The SECURE Act and YOU!
As you may or may not know, during the last two weeks of 2019, there was a major piece of legislation that affects quite a few staple planning opportunities. Our goal is to always provide you with the education and tools you need to make informed decisions as it affects your financial house. While many things in the new law are still being reviewed and interpreted, we wanted to highlight a few changes that are significant and may affect you:
- Change in age for required minimum distributions from 70 ½ to 72. This only impacts those who did not turn 70 ½ prior to January 1st, 2020. If you are already in “RMD” status, then this change does not impact you.
- Given the change in the age for required minimum distributions, we thought it was important to point out that this does not affect your ability to still take advantage of Qualified Charitable Distributions “QCDs” since these can start when you turn 70 ½.

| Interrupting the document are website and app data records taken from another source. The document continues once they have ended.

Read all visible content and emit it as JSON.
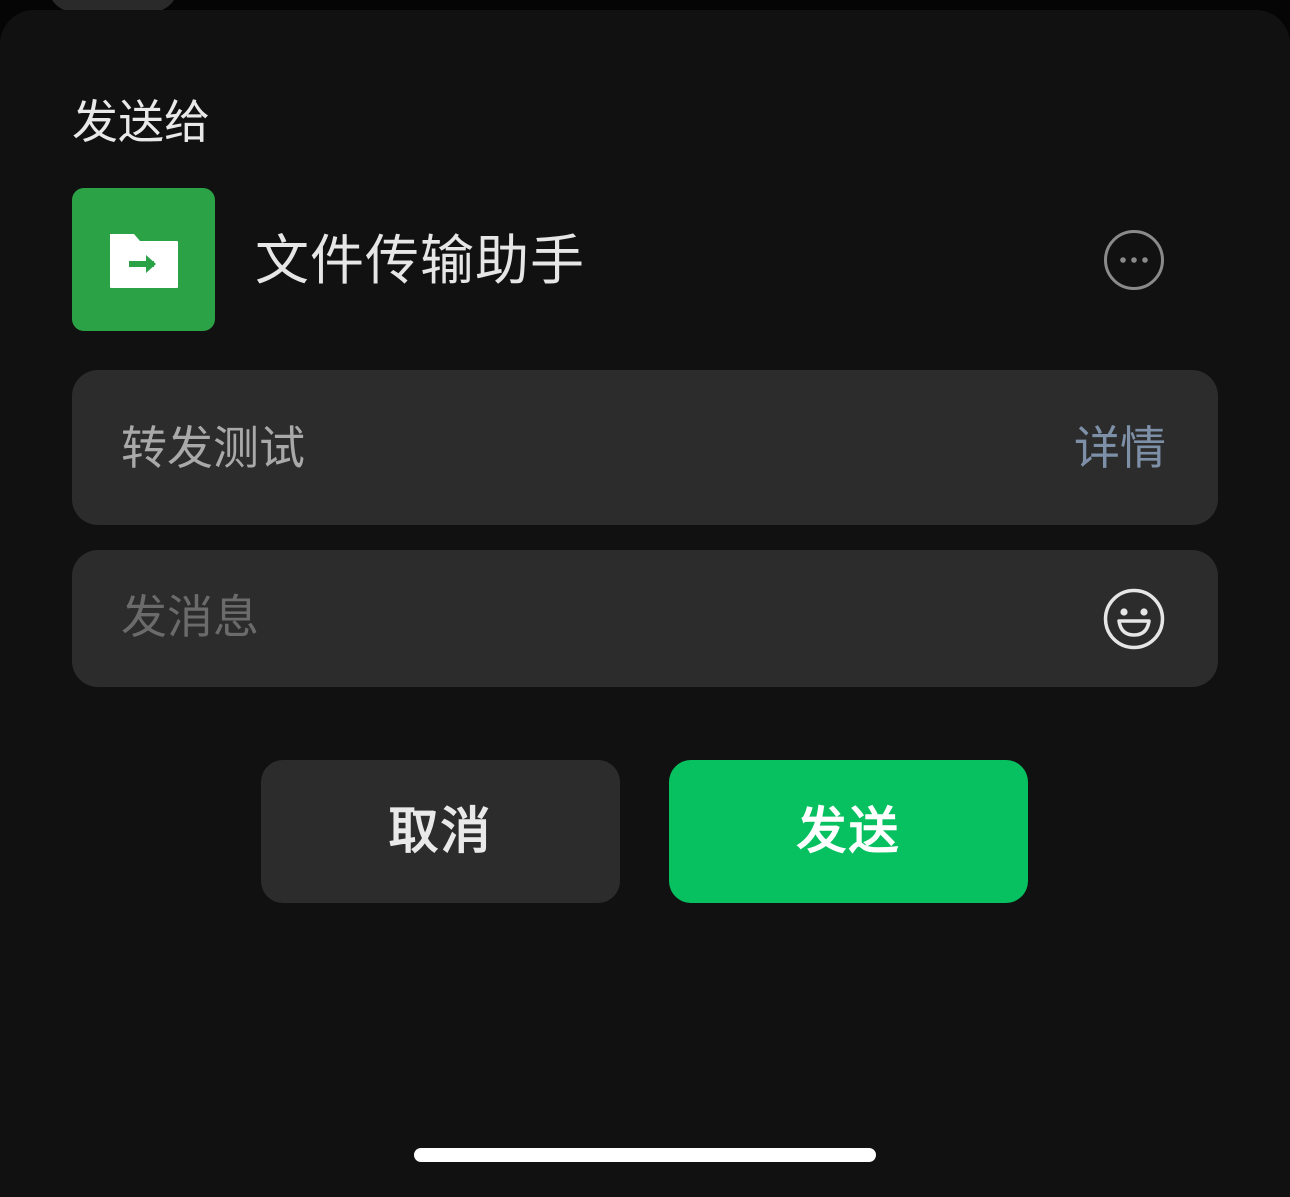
{
  "sheet": {
    "title": "发送给"
  },
  "recipient": {
    "name": "文件传输助手",
    "avatar_icon": "file-transfer-icon",
    "avatar_color": "#2ba245",
    "more_icon": "more-options-icon"
  },
  "preview": {
    "text": "转发测试",
    "detail_label": "详情"
  },
  "message": {
    "placeholder": "发消息",
    "value": "",
    "emoji_icon": "emoji-icon"
  },
  "actions": {
    "cancel_label": "取消",
    "send_label": "发送",
    "send_color": "#07c160"
  }
}
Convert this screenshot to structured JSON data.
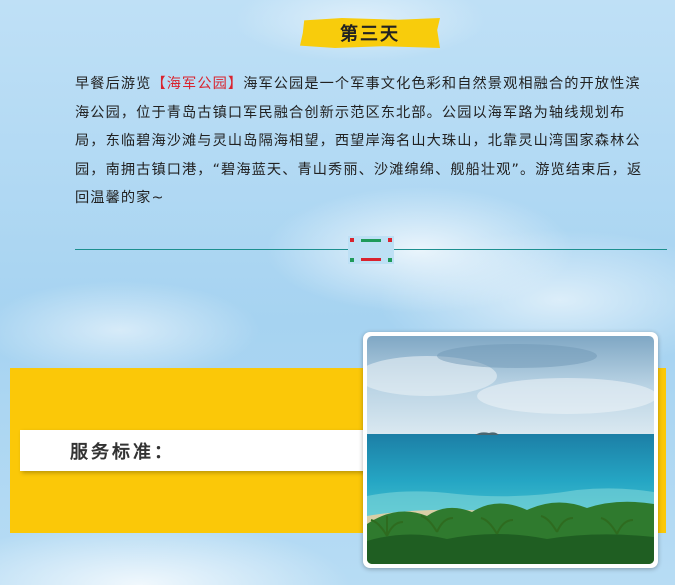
{
  "day_badge": "第三天",
  "paragraph": {
    "intro": "早餐后游览",
    "highlight": "【海军公园】",
    "body": "海军公园是一个军事文化色彩和自然景观相融合的开放性滨海公园，位于青岛古镇口军民融合创新示范区东北部。公园以海军路为轴线规划布局，东临碧海沙滩与灵山岛隔海相望，西望岸海名山大珠山，北靠灵山湾国家森林公园，南拥古镇口港，“碧海蓝天、青山秀丽、沙滩绵绵、舰船壮观”。游览结束后，返回温馨的家~"
  },
  "service_heading": "服务标准：",
  "photo": {
    "description_icon": "seascape-image"
  },
  "colors": {
    "accent_yellow": "#fbc808",
    "highlight_red": "#d9232e",
    "divider_teal": "#1c8f8f",
    "divider_green": "#1f9a5a"
  }
}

- A more significant change is the distribution requirements for beneficiaries of inherited Retirement Accounts such as IRAs, Roth IRAs, 401Ks, etc. The ability to continue to stretch IRA distributions over the beneficiaries’ lives with limited exception for spouses, disabled beneficiaries, chronically ill beneficiaries, minor children and certain trust, was ELIMINATED. Going forward the general rule is that inherited IRAs must be distributed within 10 years after the retirement account owner passes away.
- As you know, a taxpayer must have “earned income” to fund an IRA. The Act included a change to allow taxable non-tuition fellowship and stipend payments to count for purposes of funding an IRA.
- You will be allowed to take penalty free distributions of up to $5,000 from retirement accounts for a qualified birth of a child or adoption.
- Contributions to Traditional IRAs will now be allowed beyond the ages of 70 ½ if taxpayers have earned income. This may present an opportunity to continue to fund your retirement accounts and take advantage of tax deferred growth.
- The Kiddie Tax Rules, effective with the 2017 tax act, has been rolled back. This was disastrous in some cases for children with unearned income. We are happy to see that go away! This also presents an opportunity to amend a previously filed 2018 tax return for a potential refund that may apply with the old rules.
- To make 529 Plans more attractive, the qualified distributions rules have been expanded to cover expenses associated with apprenticeships and repayment of student loans of up to $10,000.
- For business owners, the Act incorporates new credits that are associated with the establishment of Retirement Plans for your employees.
- There was a change to reduce the amount of work hours required for employees to be eligible to participate in their employer’s 401K plan. The new rules reduce the hours from 1,000 to 500 so that part-time employees have a chance to save for their retirement.
If you have questions or want to learn more about how the SECURE Act may impact your retirement and legacy planning, please give us a call or consult with your tax or legal advisor.